California Votes to Ban Private Prisons — Including ‘Deplorable’ ICE Detention Centers

(TMU) — A landmark bill passed by California lawmakers could ban the use of private prisons in the state, including putting an end to immigrant detention centers operated by U.S. Immigration and Customs Enforcement (ICE) that have long been plagued by lawsuits and accusations of deplorable” conditions and rights abuses.

Assembly Bill 32 was passed by the California Sate Assembly Wednesday in a 65-11 vote, just one day after the state Senate overwhelmingly approved the measure.

The legislation is being hailed as a huge step toward criminal justice reform in a state that is teeming with prisons and has relied on private prisons to reduce overcrowding in state facilities.

Under the bill, which was authored by Assemblymember Rob Bonta (D-Oakland), the California Department of Corrections and Rehabilitation (CDCR) would be prevented from entering into or renewing contracts with private prisons as soon as 2020. The legislation would also prevent the state from housing inmates in for-profit prisons beginning in 2028. California would also be prevented from sending prisoners to out-of-state for-profit facilities.

An exception recently added to the bill, however, would allow the CDCR to renew or extend contracts for housing state prison inmates “in order to comply with any court-ordered population cap.” Bonta added the exception to increase the chances that Governor Gavin Newsom would sign the bill, reports the San Francisco Chronicle. The governor has voiced opposition to the use of private prisons in the past.

On Wednesday, Bonta tweeted:

“We are on the verge of creating historic and needed reform to end the use of for-profit, private prisons and for-profit, private civil detention centers in CA. People are not commodities!”

One company, GEO Group, operates four of the private prisons in California under a contract with the CDCR that expires in 2023 and cannot be renewed under AB32 unless it is needed to comply with the federal court meant to reduce crowding in California prisons.

While Bonta originally wrote the bill to apply to contracts between the prison authority and private prison companies, he amended the bill in June to apply to ICE’s four major detention centers in the state, where conditions have been described as “reprehensible” by the California Department of Justice.

Two of the largest immigrant jails in California—the Mesa Verde Detention Facility in Bakersfield and the Adelanto ICE Processing Center in San Bernardino—are operated by GEO Group through elaborate subcontracting arrangements using city governments as middlemen.

Lizbeth Abeln of the Inland Coalition for Immigrant Justice told the Guardian:

“What ICE does is they locate in these very poor and remote areas.

The private prison comes in and lobbies and promises jobs, and tax money.”

VICE reports that according to data released by advocacy group Freedom for Immigrants, Mesa Verde costs taxpayers $119.95 per detainee, per day, for the first 320 people detained there, and Adelanto costs $111.92 per detainee per day for the first 1,455 people detained there. Once GEO Group hits a certain threshold of detainees at each facility, it makes less money.

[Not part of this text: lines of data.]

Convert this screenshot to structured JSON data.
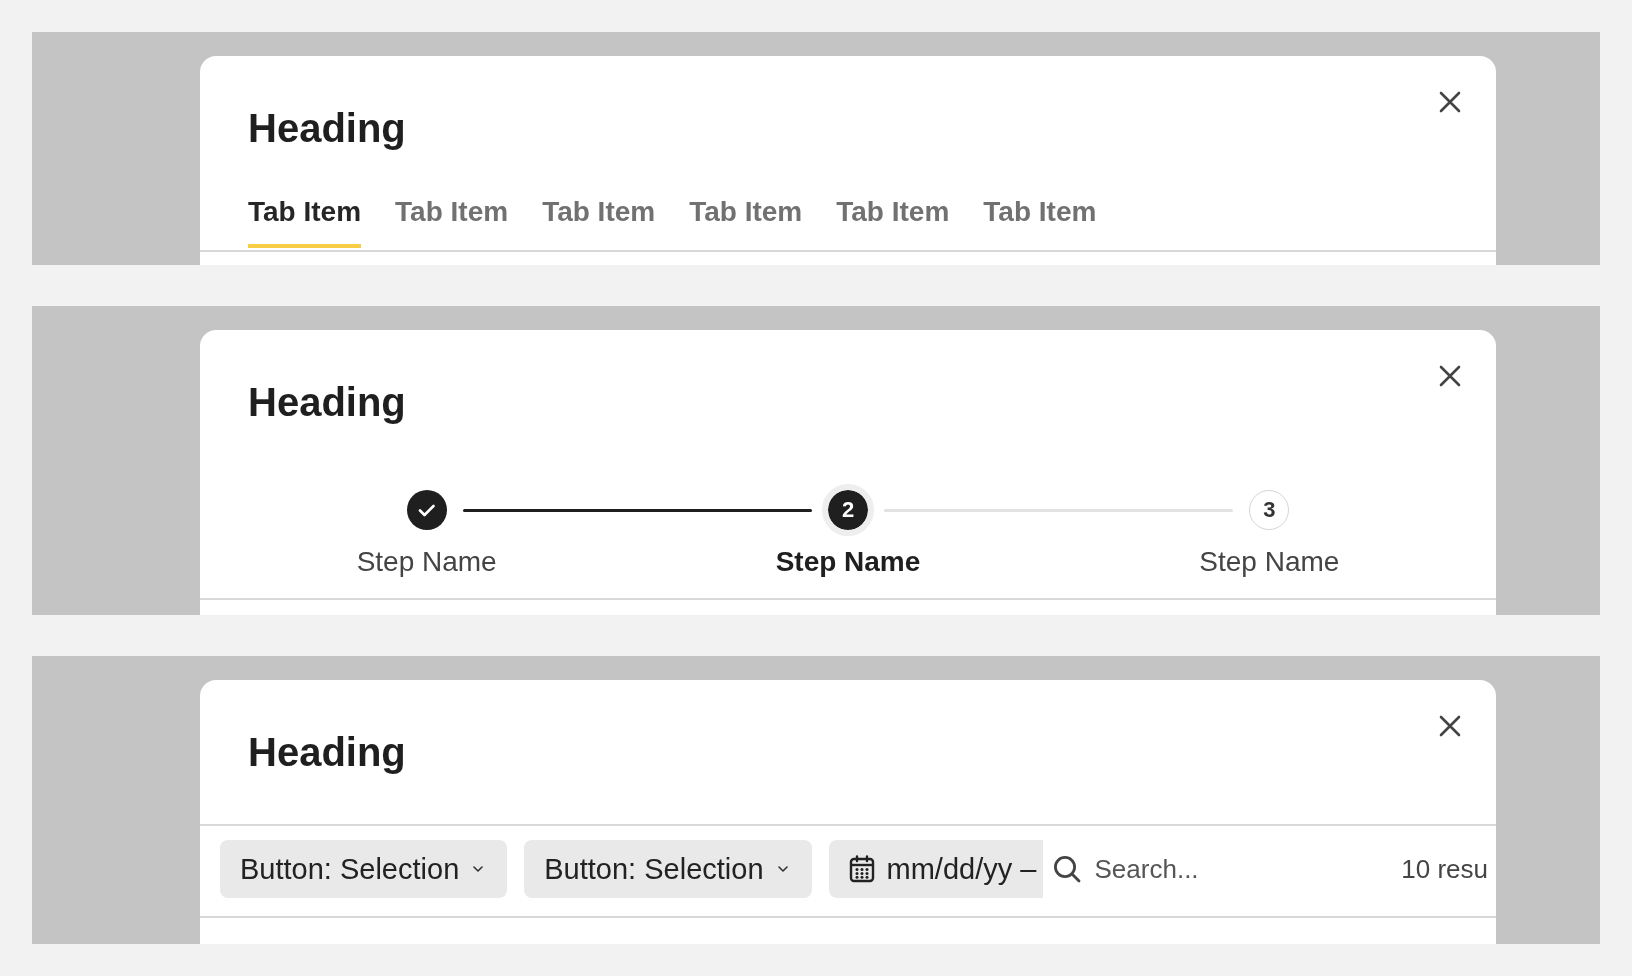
{
  "modals": [
    {
      "kind": "tabs",
      "heading": "Heading",
      "tabs": [
        {
          "label": "Tab Item",
          "selected": true
        },
        {
          "label": "Tab Item",
          "selected": false
        },
        {
          "label": "Tab Item",
          "selected": false
        },
        {
          "label": "Tab Item",
          "selected": false
        },
        {
          "label": "Tab Item",
          "selected": false
        },
        {
          "label": "Tab Item",
          "selected": false
        }
      ]
    },
    {
      "kind": "stepper",
      "heading": "Heading",
      "steps": [
        {
          "label": "Step Name",
          "done": true,
          "current": false
        },
        {
          "label": "Step Name",
          "number": "2",
          "done": false,
          "current": true
        },
        {
          "label": "Step Name",
          "number": "3",
          "done": false,
          "current": false
        }
      ]
    },
    {
      "kind": "toolbar",
      "heading": "Heading",
      "toolbar": {
        "selects": [
          {
            "label": "Button: Selection"
          },
          {
            "label": "Button: Selection"
          }
        ],
        "date_range": {
          "placeholder": "mm/dd/yy –"
        },
        "search": {
          "placeholder": "Search..."
        },
        "result_count": "10 resu"
      }
    }
  ]
}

The Adelanto facility run by GEO Group has been described as “the deadliest immigration center in the country” and has been the focus of various congressional, state, and federal inquiries along with major lawsuits. The most recent season of the popular HBO drama Orange Is The New Black was based in a facility modeled on Adelanto.

In July, Bonta said:

“We’ve all seen the current humanitarian crisis play out along the southern border. No human being deserves to be held in the horrific conditions we’ve been seeing in these for-profit, private facilities. It’s clearly not enough to focus our legislation on prisons alone.

We must address the complete scope of what’s going on in these Wall Street-run corporate detention facilities. California should not be home to companies that are profiteering from the tearing of innocent children from their families. This is inhumane and goes against who we are as Californians and Americans.”

ICE has declined to comment on the passage of the bill but ominously warned that state lawmakers are unable to bind “the hands of a federal law enforcement agency,” reports NBC News.

Bryan D. Cox, acting press secretary for ICE, told NBC:

“We don’t comment on pending legislation.

But any person under the impression that a state law in any way binds the hands of a federal law enforcement agency which manages a national network of detention facilities would be a false impression.”

The bill now heads to Newsom’s desk for his consideration, where he will have a month to either sign it into law or veto it.

By Elias Marat | Creative Commons | TheMindUnleashed.com